Shortlisted were: Truth be Told, by Sue Divin (Macmillan Children’s Books); Rock, Paper, Killers, by Alexia Mason (Simon and Schuster); The Gifts That Bind Us, by Caroline O’Donoghue (Walker Books);The Asparagus Bunch, by Jessica Scott-Whyte (Welbeck Flame); Twin Crowns, by Katherine Webber and Catherine Doyle (Farshore – Electric Monkey, Harper Collins).
Winner of the Listowel Writers’ Week Poem of the Year

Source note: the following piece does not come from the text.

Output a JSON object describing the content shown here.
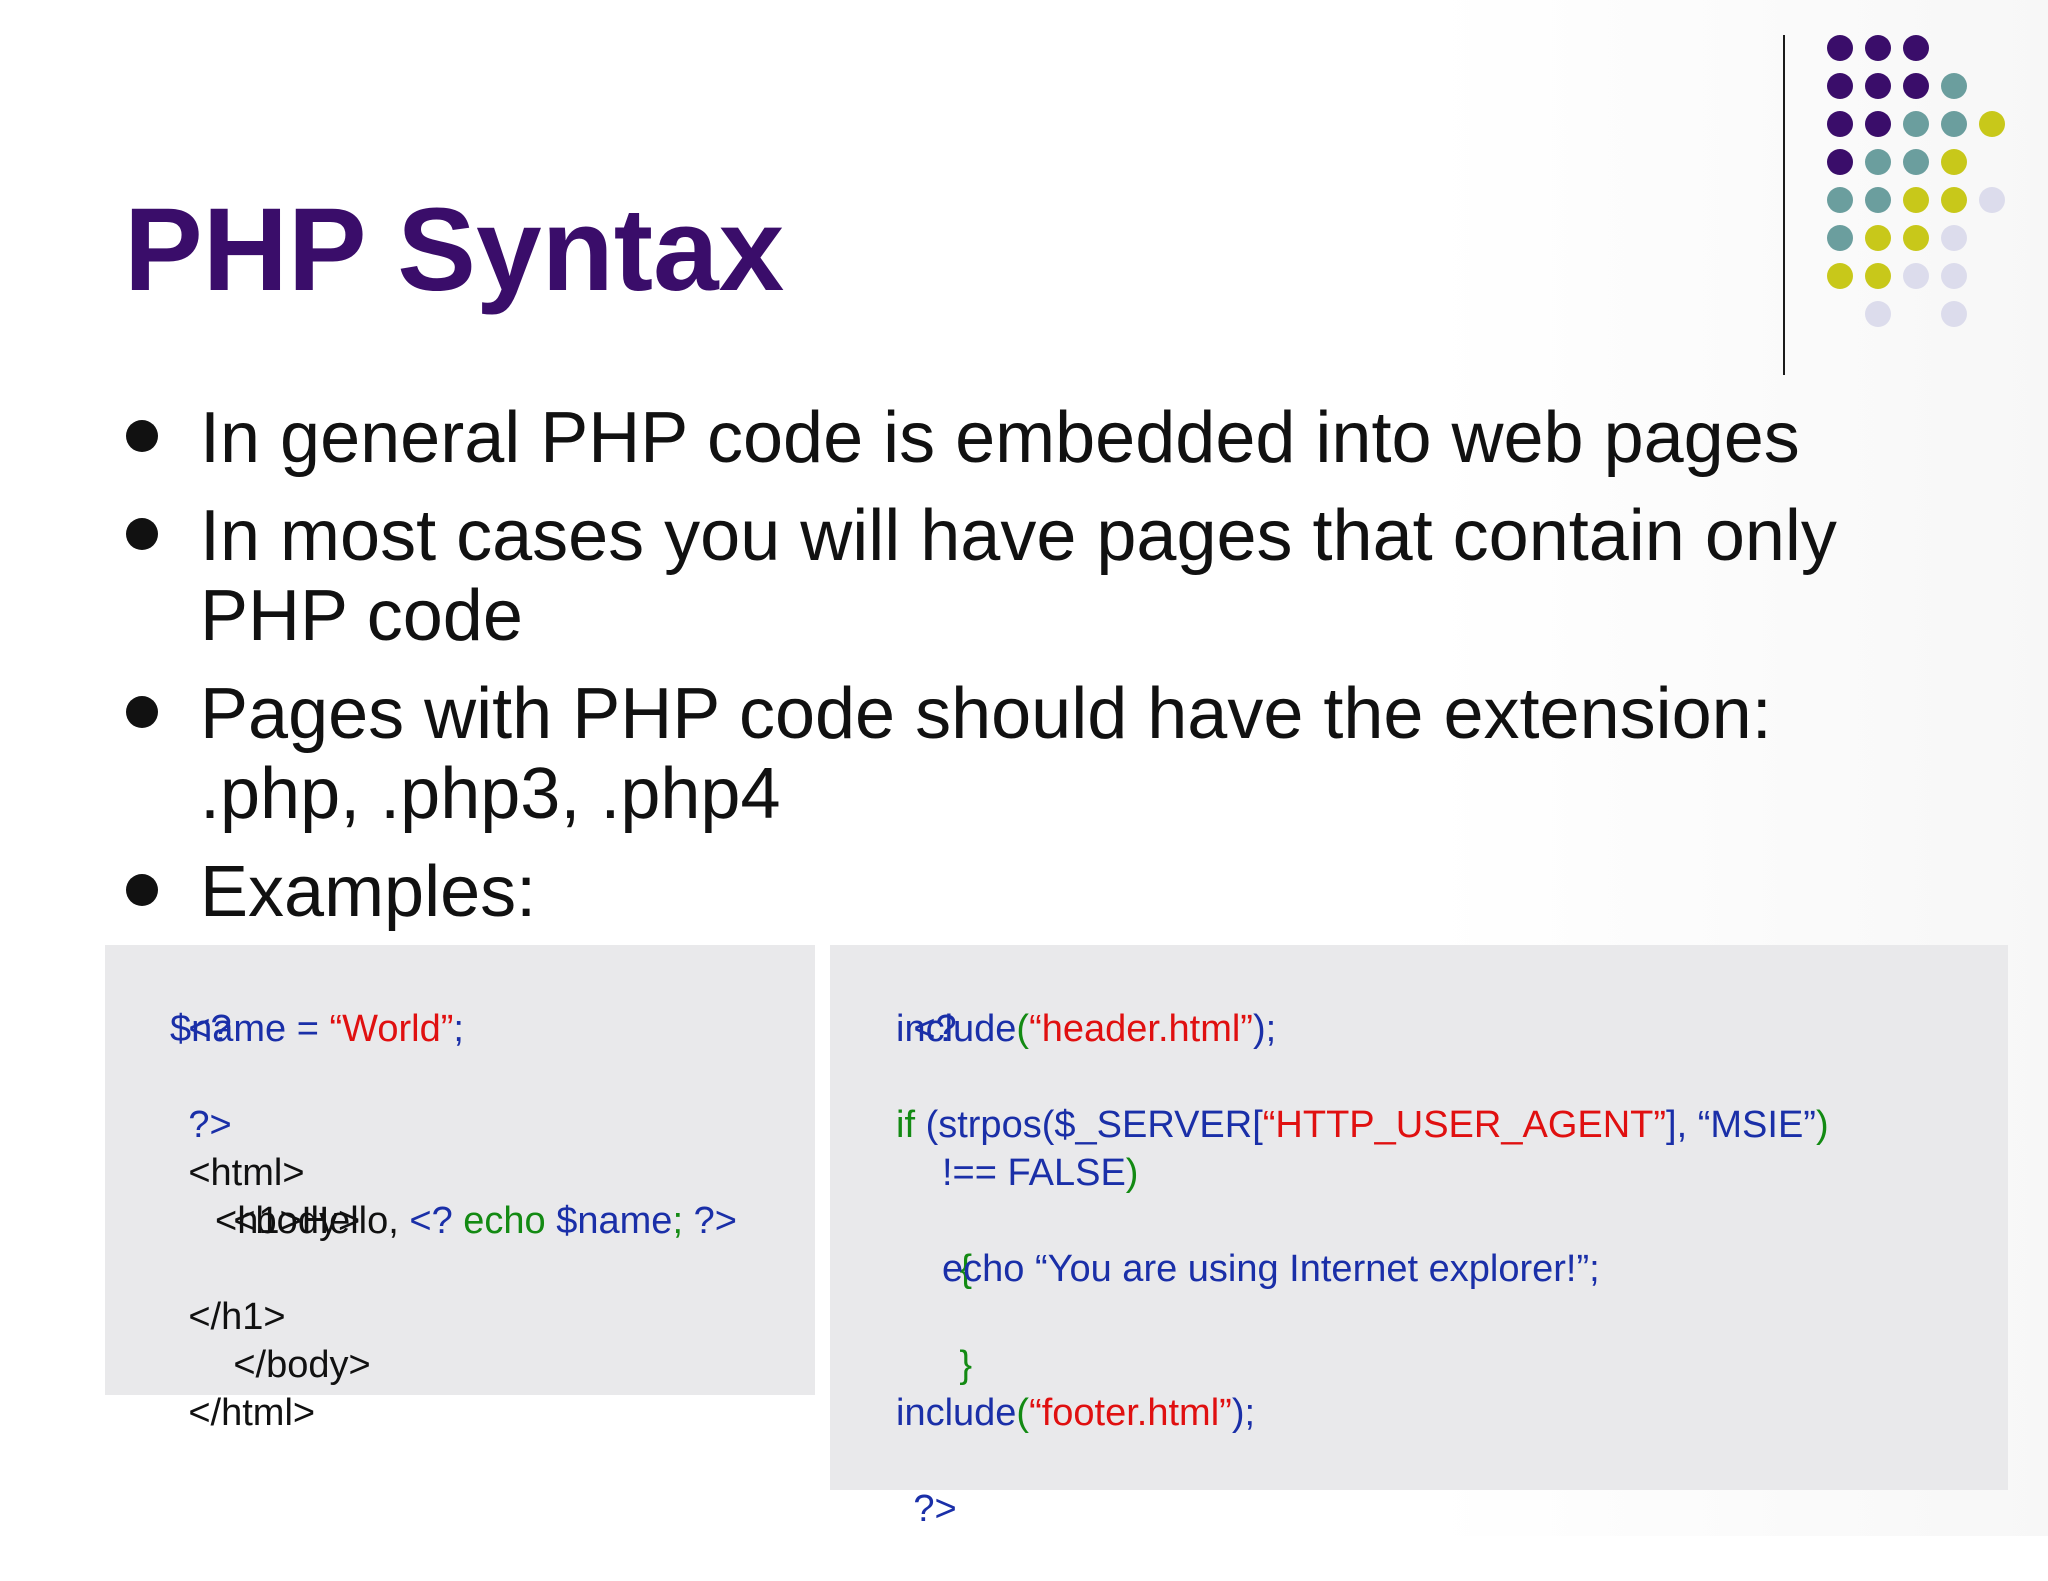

Wedding Dress, by Martina Dalton (From: New Irish Writing, Irish Independent)
Shortlisted were: Unmaking His Chair, by Jim McElroy (From: We Are the Weather, published by Smith/ Doorstop); What Man Doesn’t, by Paul McMahon (From: The Poetry Society – VII, No. 4, Winter 2021); Amelia’s Model, by Michael Longley (From: The Slain Birds – Jonathan Cape).
Winner of the Writing.ie Short Story of the Year
This Small Giddy Life, by Nuala O’Connor (from A Little Unsteadily into Light, New Island)
Shortlisted were: Sleep Watchers, by Roisín O’Donnell (The Stinging Fly Press); Red Market, by Sheila Armstong (How to Gut a Fish, Bloomsbury); The Chekhovians, by Rebecca Miller (Total, Canongate Books); Mathematics, by Wendy Erskine (Dance Move, The Stinging Fly Press); Miles of Bad Road, by Neil Tully (The Waxed Lemon Literary Journal).
Winner of the Love Leabhar Gaeilge Irish Language Book of the Year
EL, by Thaddeus Ó Buachalla (Coiscéim)
Shortlisted were: An Dara Roghna, by Celia de Fréine (LeabhairCOMHAR); Bádh B’fhéidir, by Seán Ó Muireagáin (Éabhlóid); Súil an Dáill, by Darach Ó Scolaí (Leabhar Breac); Bláth na dTulach, Stories form 28 Authors (Éabhlóid).
Winner of the Library Association of Ireland Author of the Year
Shortlisted were: Catherine Ryan Howard; Sally Rooney; Sarah Webb; Roisín Meaney; Louise O’Neill.
The Bob Hughes Lifetime Achievement Award
Booker Prize winner Anne Enright was presented with the Bob Hughes Lifetime Achievement Award.
Enright joins a gallery of bright lights including Sebastian Barry, Colm Toibín, Eavan Boland, Maeve Binchy and Séamus Heaney.
In conferring the award, the Board of the Irish Book Awards said that Enright has occupied a central position in the cultural life of Ireland for over three decades.
“In a literary career that has delivered seven novels, three short story collections, a memoir of motherhood, and the 2007 Booker Prize for her fourth novel, The Gathering, Enright has been an integral part of Ireland’s contemporary literary renaissance, earning her a substantial international reputation in the process.”